At least 17 people are now known to have died when a building collapsed in the southern Indian city of Chennai.
Some 22 survivors have so far been pulled from the rubble, and 40 others are feared trapped in the debris.
More than 70 workers were in the 11-storey building which was under construction when it toppled in heavy rain late on Saturday.
India has seen frequent building collapses, many blamed on lax safety and substandard materials.
At least six people, including construction company officials, have been arrested in connection with the collapse in Chennai (Madras), the capital of the southern state of Tamil Nadu.
"It appears they have not adhered to approved plans. The building appears to have serious structural defects," Tamil Nadu Chief Minister J Jayalalithaa said.
Hundreds of rescue workers, including personnel from India's National Disaster Response Force, are working with cutters, shovels and other equipment to search for survivors.
"Clearing the debris is a huge challenge. This would take almost two to three days and we are hopeful of saving many lives, going by our previous experiences in other places," senior police official SP Selvan told the NDTV news channel.
While the cause of the latest collapse is still under investigation, a lack of construction codes, leading to lax safety, is one reason for frequent collapses of buildings and other infrastructure projects in India.
There is also a high demand for housing, pushing up costs and forcing less affluent people to risk their lives in decrepit or badly constructed buildings.
Earlier on Saturday, a four-storey building came down in the capital Delhi, killing 10 people, including five children.
In January, at least 14 people died when a building under construction came crashing down in the western state of Goa.
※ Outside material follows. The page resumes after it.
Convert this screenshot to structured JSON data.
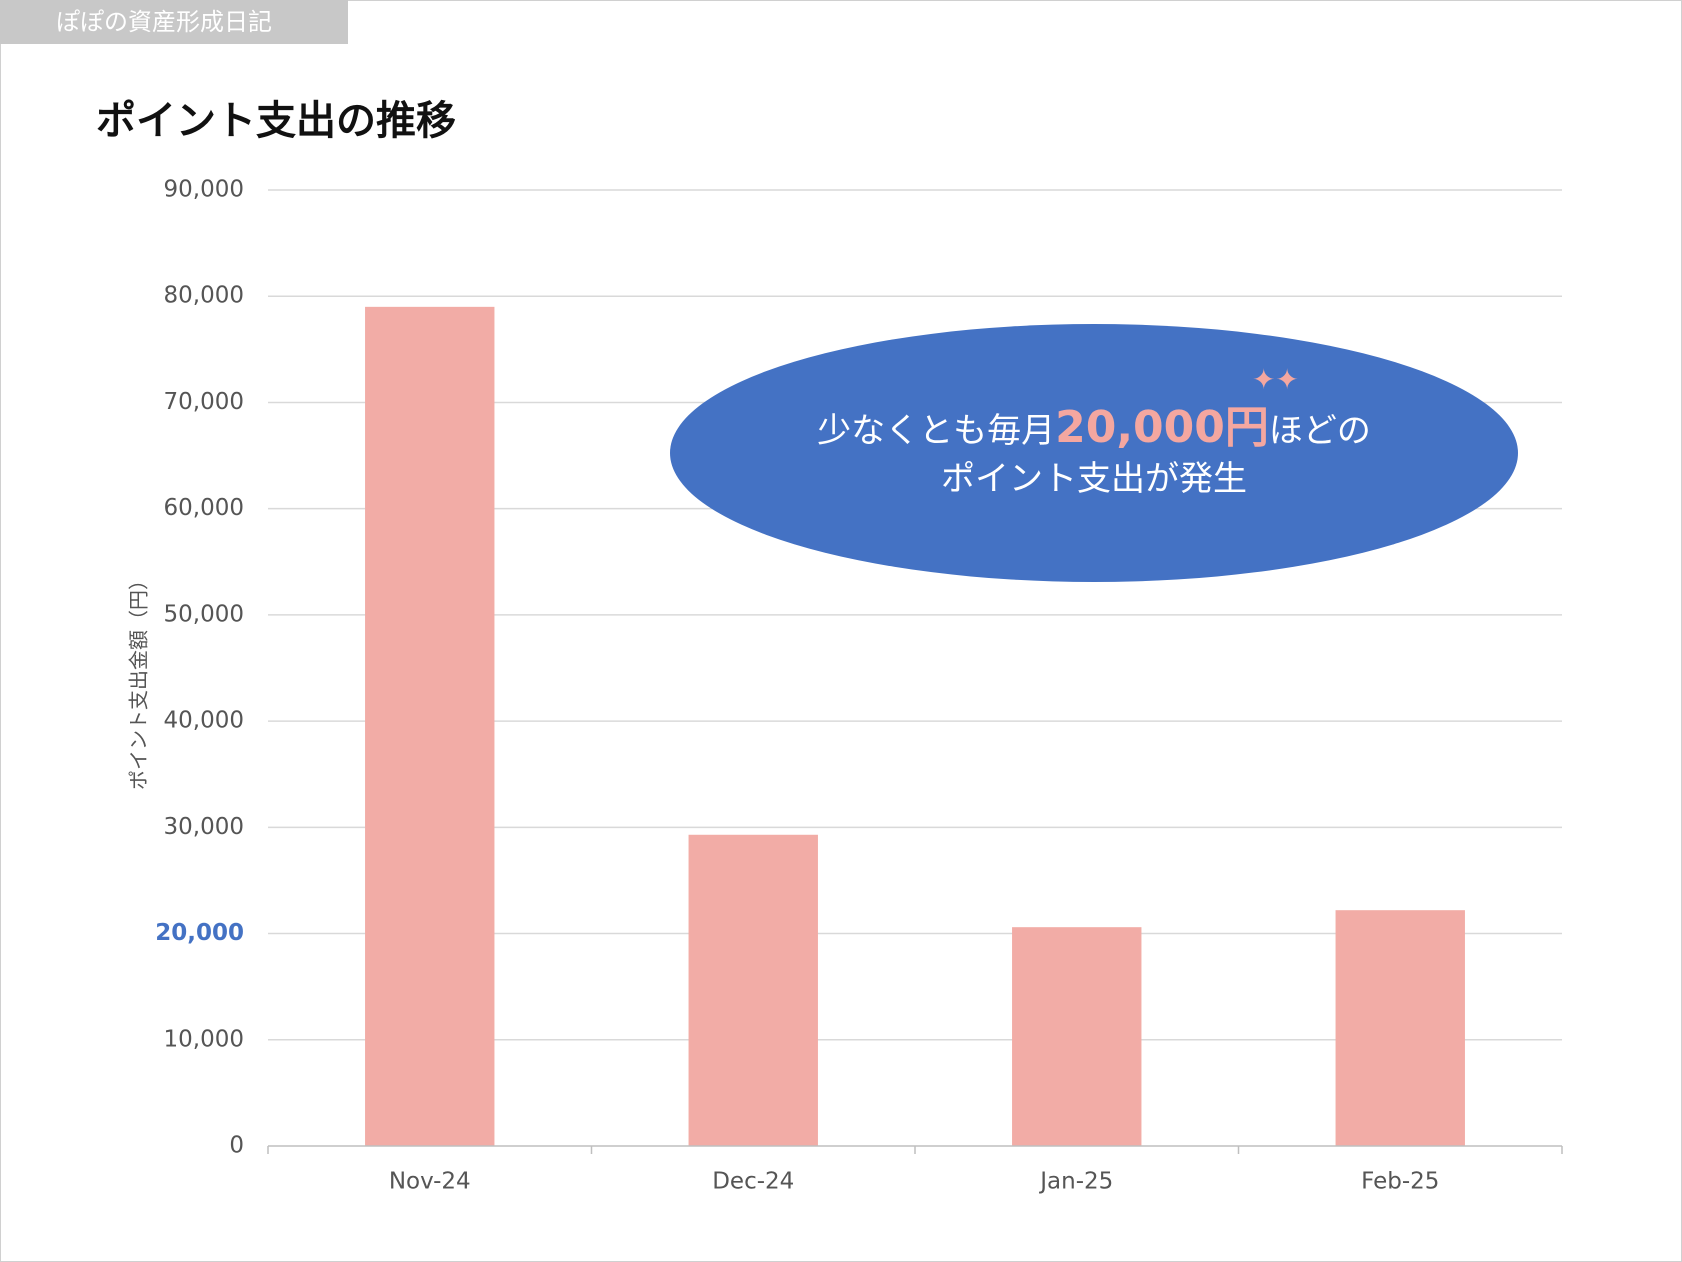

At least 42 people died after a four-storey building collapsed in Mumbai last September.
Reproduced under licence from BBC News © 2014 BBC